PROVIDED ENTRIES:
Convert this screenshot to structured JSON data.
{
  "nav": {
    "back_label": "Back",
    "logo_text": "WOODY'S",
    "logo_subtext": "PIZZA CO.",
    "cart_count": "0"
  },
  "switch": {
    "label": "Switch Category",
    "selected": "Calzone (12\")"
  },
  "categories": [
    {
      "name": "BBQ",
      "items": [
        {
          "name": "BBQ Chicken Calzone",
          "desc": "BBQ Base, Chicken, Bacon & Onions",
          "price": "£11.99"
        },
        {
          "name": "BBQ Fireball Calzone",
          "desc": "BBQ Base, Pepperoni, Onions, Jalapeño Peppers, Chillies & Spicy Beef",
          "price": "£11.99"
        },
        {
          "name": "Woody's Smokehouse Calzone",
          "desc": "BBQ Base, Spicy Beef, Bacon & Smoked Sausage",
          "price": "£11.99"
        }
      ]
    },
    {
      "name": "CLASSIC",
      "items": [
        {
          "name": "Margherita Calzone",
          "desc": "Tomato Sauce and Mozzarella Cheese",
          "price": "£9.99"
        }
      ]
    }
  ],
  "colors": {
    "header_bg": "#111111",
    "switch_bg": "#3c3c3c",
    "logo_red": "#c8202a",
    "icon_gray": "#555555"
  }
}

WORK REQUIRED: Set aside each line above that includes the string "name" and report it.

EXERCISE RESPONSE:
      "name": "BBQ",
          "name": "BBQ Chicken Calzone",
          "name": "BBQ Fireball Calzone",
          "name": "Woody's Smokehouse Calzone",
      "name": "CLASSIC",
          "name": "Margherita Calzone",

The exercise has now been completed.